  • 50. 50 Motivation Applied Job Design, Work Centrality, and RewardsJob SatisfactionMoving away from … Moving toward … Logical and reason-centered,  A more holistic, idealistic, and group individualistic thinking. thinking approach to problem solving. Viewing work as a necessary burden.  Viewing work as a challenging and development activity. The avoidance of risk taking and the  An emphasis on cooperation, trust, and feeling of distrust of others. personal concern for others. The habit of analyzing things in such  Cooperation built on intuition and great depth that it results in “paralysis pragmatism. through analysis.” An emphasis on control.  An emphasis on flexibility.
  • 51. 51 Motivation Applied Job Design, Work Centrality, and RewardsReward Systems Managers everywhere use rewards to motivate their personnel  Some rewards are financial in nature such as salary raises, bonuses, and stock options  Others are non-financial such as feedback and recognition Significant differences exist between reward systems that work best in one country and those that are most effective in another
  • 52. 52 Motivation Applied Job Design, Work Centrality, and RewardsIncentives and Culture Use of financial incentives to motivate employees is very common  Countries with high individualism  When companies attempt to link compensation to performance Financial incentive systems vary in range  Individual incentive-based pay systems in which workers are paid directly for their output  Systems in which employees earn individual bonuses based on organizational performance goals
  • 53. 53 Motivation Applied Job Design, Work Centrality, and RewardsIncentives and Culture Many cultures base compensation on group membership Such systems stress equality rather than individual incentive plans  An individually based bonus system for the sales representatives in an American MNC introduced in its Danish subsidiary was rejected by the sales force because  It favored one group over another  Employees felt that everyone should receive the same size bonus  Indonesian oil workers rejected a pay-for-performance system where some work teams would make more money than others

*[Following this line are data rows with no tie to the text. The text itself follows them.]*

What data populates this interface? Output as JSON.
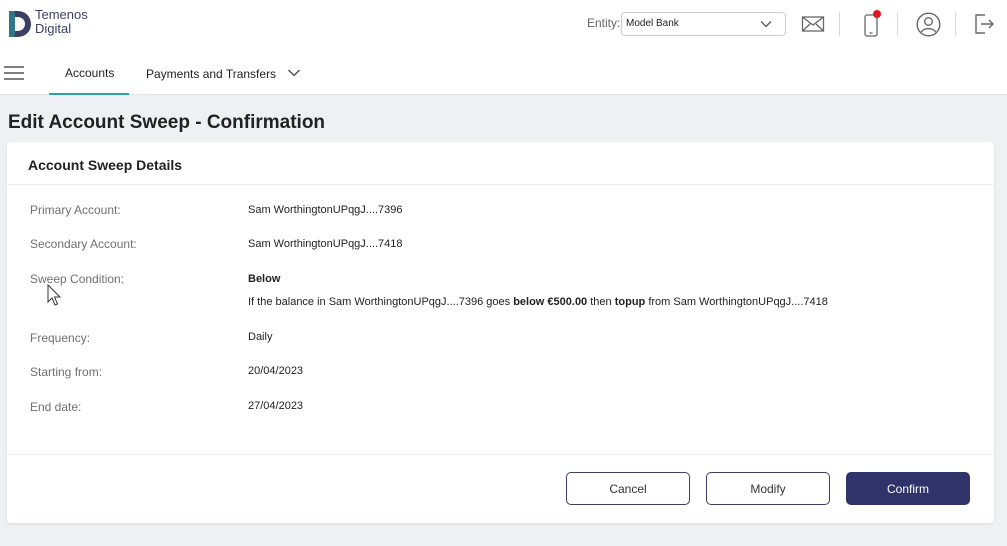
{
  "app": {
    "brand_line1": "Temenos",
    "brand_line2": "Digital"
  },
  "header": {
    "entity_label": "Entity:",
    "entity_value": "Model Bank",
    "notification_color": "#e0161e"
  },
  "nav": {
    "tabs": [
      {
        "label": "Accounts",
        "active": true
      },
      {
        "label": "Payments and Transfers",
        "active": false
      }
    ],
    "accent_color": "#28a3a8"
  },
  "page": {
    "title": "Edit Account Sweep - Confirmation"
  },
  "details": {
    "section_title": "Account Sweep Details",
    "primary_label": "Primary Account:",
    "primary_value": "Sam WorthingtonUPqgJ....7396",
    "secondary_label": "Secondary Account:",
    "secondary_value": "Sam WorthingtonUPqgJ....7418",
    "condition_label": "Sweep Condition:",
    "condition_value": "Below",
    "condition_text": {
      "part1": "If the balance in Sam WorthingtonUPqgJ....7396 goes ",
      "bold1": "below €500.00",
      "part2": " then ",
      "bold2": "topup",
      "part3": " from Sam WorthingtonUPqgJ....7418"
    },
    "frequency_label": "Frequency:",
    "frequency_value": "Daily",
    "start_label": "Starting from:",
    "start_value": "20/04/2023",
    "end_label": "End date:",
    "end_value": "27/04/2023"
  },
  "actions": {
    "cancel_label": "Cancel",
    "modify_label": "Modify",
    "confirm_label": "Confirm",
    "primary_color": "#2f3369"
  }
}
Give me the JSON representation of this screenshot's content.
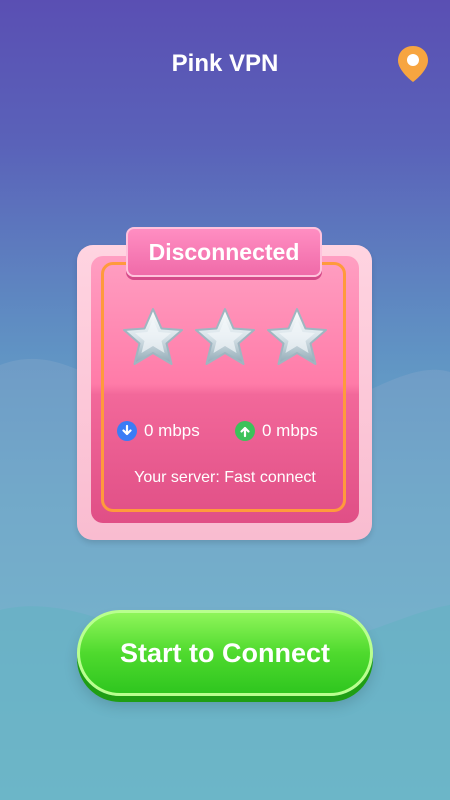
{
  "header": {
    "title": "Pink VPN"
  },
  "location_button": {
    "icon": "location-pin-icon",
    "color": "#f7a540"
  },
  "status": {
    "label": "Disconnected"
  },
  "rating": {
    "stars": 3,
    "icon": "star-icon"
  },
  "speed": {
    "download": {
      "label": "0 mbps",
      "icon": "download-arrow-icon",
      "color": "#3b7cf5"
    },
    "upload": {
      "label": "0 mbps",
      "icon": "upload-arrow-icon",
      "color": "#3cc25a"
    }
  },
  "server": {
    "label": "Your server: Fast connect"
  },
  "connect_button": {
    "label": "Start to Connect"
  },
  "colors": {
    "accent_pink": "#ff7ba8",
    "frame_orange": "#ff9a3c",
    "button_green": "#4fda2e"
  }
}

  • 54. 54 Motivation Applied Job Design, Work Centrality, and RewardsIncentives and Culture Workers in many countries are highly motivated by things other than financial rewards  The most important rewards in locations at 40 countries of an electrical equipment MNC involved recognition and achievement  Second in importance were improvements in the work environment and employment conditions including pay and work hours
  • 55. 55 Motivation Applied Job Design, Work Centrality, and RewardsIncentives and Culture French and Italian employees valued job security highly while American and British workers held it of little importance Scandinavian workers placed high value on concern for others on the job and for personal freedom and autonomy but did not rate “getting ahead” very important German workers ranked security, fringe benefits, and “getting ahead” as very important Japanese employees put good working conditions and a congenial work environment high on their list but ranked personal advancement quite low
  • 56. 56 Motivation Applied Job Design, Work Centrality, and RewardsIncentives and Culture The types of incentives that are deemed important appear to be culturally influenced Culture can even affect the overall cost of an incentive system  Japanese efforts to introduce Western-style merit pay systems typically lead to an increase in overall labor costs  Companies fear that reducing the pay of less productive workers’ may cause them to lose face and disturb group harmony  Hence, everyone’s salary increases as a result of merit pay systems
  • 57. 57 Case Copy Shop